**Task statement:** Print the data below exactly as it appears.

Top of Data provided

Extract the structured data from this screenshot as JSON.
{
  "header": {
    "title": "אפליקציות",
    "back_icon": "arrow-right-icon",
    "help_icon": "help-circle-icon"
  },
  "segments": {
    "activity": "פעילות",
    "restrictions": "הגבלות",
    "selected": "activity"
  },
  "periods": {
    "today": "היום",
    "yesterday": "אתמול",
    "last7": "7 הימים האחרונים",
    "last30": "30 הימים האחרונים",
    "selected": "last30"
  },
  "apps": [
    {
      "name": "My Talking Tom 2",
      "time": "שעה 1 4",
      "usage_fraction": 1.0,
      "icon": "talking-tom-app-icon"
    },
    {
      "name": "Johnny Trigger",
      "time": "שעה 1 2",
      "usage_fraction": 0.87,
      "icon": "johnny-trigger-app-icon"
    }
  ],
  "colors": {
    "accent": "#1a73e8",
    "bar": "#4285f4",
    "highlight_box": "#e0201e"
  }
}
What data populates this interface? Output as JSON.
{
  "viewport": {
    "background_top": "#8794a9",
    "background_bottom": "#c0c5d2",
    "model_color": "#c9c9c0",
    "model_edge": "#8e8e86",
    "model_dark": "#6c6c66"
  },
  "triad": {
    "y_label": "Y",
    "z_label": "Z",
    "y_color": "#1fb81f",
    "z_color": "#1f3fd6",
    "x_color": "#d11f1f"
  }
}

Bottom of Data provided

**Task result:**
Extract the structured data from this screenshot as JSON.
{
  "header": {
    "title": "אפליקציות",
    "back_icon": "arrow-right-icon",
    "help_icon": "help-circle-icon"
  },
  "segments": {
    "activity": "פעילות",
    "restrictions": "הגבלות",
    "selected": "activity"
  },
  "periods": {
    "today": "היום",
    "yesterday": "אתמול",
    "last7": "7 הימים האחרונים",
    "last30": "30 הימים האחרונים",
    "selected": "last30"
  },
  "apps": [
    {
      "name": "My Talking Tom 2",
      "time": "שעה 1 4",
      "usage_fraction": 1.0,
      "icon": "talking-tom-app-icon"
    },
    {
      "name": "Johnny Trigger",
      "time": "שעה 1 2",
      "usage_fraction": 0.87,
      "icon": "johnny-trigger-app-icon"
    }
  ],
  "colors": {
    "accent": "#1a73e8",
    "bar": "#4285f4",
    "highlight_box": "#e0201e"
  }
}
What data populates this interface? Output as JSON.
{
  "viewport": {
    "background_top": "#8794a9",
    "background_bottom": "#c0c5d2",
    "model_color": "#c9c9c0",
    "model_edge": "#8e8e86",
    "model_dark": "#6c6c66"
  },
  "triad": {
    "y_label": "Y",
    "z_label": "Z",
    "y_color": "#1fb81f",
    "z_color": "#1f3fd6",
    "x_color": "#d11f1f"
  }
}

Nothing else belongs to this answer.